There is clearly something in the air.
Earlier this month, it was announced that the archive of the late Poet Laureate Ted Hughes had been acquired by the British Library.
Full of poignant insights into his thought processes and his emotions about his second wife, Sylvia Plath, it is a treasure trove for scholars and those even vaguely interested in writing.
And just a few days ago, the Nobel Laureate, Doris Lessing, made a gift of some 100 letters to the University of East Anglia.
One of them revealed why she turned down the offer to be made a Dame, because of Britain's "non-existent Empire".
Today it has been announced that Alan Bennett is presenting his papers as a gift to the Bodleian Library at the University of Oxford.
Bennett doesn't have a computer, and re-writes quite a lot; much of the archive is handwritten, which according to him "seems to delight the archivists, but it's always dismayed me and there's so much I'm quite glad to see the back of it".
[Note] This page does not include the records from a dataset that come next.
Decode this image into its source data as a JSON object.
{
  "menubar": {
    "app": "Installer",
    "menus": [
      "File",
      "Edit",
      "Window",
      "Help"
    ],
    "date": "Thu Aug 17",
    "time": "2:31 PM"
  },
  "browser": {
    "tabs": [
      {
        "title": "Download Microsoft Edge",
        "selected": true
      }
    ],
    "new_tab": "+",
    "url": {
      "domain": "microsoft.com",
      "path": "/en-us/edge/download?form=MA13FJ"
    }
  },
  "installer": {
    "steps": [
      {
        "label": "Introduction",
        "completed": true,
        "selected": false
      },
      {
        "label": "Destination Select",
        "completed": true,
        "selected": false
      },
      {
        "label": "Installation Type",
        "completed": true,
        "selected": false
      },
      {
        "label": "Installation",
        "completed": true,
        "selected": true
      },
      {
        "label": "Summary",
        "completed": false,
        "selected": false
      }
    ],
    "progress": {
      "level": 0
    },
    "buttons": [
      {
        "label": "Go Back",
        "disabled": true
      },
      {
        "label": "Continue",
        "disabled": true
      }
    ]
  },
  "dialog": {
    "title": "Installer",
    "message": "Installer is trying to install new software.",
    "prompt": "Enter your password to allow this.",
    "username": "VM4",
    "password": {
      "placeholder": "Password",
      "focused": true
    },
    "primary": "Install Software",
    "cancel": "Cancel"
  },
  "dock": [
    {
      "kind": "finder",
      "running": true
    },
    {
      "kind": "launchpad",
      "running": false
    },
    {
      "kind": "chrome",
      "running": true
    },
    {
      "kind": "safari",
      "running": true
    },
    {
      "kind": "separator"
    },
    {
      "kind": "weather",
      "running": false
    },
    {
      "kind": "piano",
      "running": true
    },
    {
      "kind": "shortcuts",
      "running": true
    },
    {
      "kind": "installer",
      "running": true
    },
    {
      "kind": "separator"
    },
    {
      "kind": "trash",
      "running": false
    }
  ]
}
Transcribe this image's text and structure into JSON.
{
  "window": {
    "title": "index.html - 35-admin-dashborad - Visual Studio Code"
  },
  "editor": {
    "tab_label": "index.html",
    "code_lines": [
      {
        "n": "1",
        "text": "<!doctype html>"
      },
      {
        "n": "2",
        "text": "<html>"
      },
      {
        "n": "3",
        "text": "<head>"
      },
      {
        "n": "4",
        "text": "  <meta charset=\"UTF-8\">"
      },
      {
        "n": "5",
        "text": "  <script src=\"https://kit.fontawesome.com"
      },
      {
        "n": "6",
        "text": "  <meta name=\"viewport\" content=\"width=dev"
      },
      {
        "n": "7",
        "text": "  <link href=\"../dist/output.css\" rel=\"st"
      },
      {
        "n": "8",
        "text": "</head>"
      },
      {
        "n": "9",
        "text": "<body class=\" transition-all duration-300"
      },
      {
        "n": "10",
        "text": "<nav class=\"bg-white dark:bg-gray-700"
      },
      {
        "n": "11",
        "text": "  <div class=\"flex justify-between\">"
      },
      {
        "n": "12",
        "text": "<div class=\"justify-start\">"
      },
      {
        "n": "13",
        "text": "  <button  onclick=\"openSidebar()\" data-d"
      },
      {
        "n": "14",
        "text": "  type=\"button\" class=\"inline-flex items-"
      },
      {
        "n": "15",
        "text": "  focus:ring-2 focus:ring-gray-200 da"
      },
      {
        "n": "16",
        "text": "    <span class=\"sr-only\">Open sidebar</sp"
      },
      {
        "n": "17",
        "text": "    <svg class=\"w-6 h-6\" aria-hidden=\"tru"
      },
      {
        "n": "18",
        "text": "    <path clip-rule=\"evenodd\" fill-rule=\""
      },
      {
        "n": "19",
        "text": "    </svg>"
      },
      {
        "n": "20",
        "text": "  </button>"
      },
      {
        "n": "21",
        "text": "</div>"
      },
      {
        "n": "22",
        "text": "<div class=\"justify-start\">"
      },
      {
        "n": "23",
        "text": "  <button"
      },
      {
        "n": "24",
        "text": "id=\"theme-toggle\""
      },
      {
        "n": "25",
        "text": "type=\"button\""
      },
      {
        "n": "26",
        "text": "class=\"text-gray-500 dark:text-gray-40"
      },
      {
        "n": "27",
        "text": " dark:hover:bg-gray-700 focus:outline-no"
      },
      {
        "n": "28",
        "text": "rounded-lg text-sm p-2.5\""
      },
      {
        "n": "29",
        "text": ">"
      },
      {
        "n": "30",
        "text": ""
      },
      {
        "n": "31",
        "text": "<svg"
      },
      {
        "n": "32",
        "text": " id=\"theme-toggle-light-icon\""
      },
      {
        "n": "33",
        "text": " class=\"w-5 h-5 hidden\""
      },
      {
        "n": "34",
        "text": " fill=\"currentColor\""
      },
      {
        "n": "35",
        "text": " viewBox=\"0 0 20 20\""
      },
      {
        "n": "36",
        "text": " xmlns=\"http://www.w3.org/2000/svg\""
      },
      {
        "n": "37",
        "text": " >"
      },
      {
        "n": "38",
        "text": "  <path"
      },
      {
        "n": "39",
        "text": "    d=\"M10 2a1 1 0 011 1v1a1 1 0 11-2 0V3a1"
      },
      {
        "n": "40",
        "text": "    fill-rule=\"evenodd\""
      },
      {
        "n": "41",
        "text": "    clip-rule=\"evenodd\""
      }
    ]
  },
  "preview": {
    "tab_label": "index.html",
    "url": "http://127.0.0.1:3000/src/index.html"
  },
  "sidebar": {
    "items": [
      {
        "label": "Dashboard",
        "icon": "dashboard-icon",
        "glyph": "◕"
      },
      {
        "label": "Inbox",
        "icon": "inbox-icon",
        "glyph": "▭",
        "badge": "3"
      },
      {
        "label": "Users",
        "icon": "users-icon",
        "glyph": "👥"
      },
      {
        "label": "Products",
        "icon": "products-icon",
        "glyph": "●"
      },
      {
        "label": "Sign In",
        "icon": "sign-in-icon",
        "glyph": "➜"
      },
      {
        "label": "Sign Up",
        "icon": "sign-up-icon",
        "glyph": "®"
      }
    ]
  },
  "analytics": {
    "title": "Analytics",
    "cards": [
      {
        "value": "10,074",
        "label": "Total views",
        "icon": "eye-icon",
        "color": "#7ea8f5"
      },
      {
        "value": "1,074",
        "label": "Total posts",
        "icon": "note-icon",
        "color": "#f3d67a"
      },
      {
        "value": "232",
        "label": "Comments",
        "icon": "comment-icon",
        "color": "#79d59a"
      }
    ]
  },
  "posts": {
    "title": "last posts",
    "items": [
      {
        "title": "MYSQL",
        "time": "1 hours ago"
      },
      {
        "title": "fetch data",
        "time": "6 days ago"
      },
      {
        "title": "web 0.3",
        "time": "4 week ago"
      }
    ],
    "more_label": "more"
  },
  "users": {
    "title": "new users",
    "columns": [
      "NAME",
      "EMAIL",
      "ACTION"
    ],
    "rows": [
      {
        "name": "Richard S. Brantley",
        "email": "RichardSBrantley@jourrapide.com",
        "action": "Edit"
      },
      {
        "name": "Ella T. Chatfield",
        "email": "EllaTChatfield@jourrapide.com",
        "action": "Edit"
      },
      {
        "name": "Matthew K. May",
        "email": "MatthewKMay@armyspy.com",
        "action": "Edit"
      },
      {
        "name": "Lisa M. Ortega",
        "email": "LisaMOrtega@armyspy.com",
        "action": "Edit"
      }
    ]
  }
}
And characteristically, he is treating the gift as an obligation repaid.
He says: "I say with some pride that I had a state education: school, university.
"None of it cost me or my parents a penny. It's a situation which young people in education today can only dream of and this is wrong".
Now, these three writers are unique and their work is of enormous interest.
But the rest of us - well, we're not blessed with major or even minor literary genius, but I'll bet there is a treasure trove of letters out there. Jottings, attempts at literature, and so on.
So here's my question. What would you bequeath to the nation?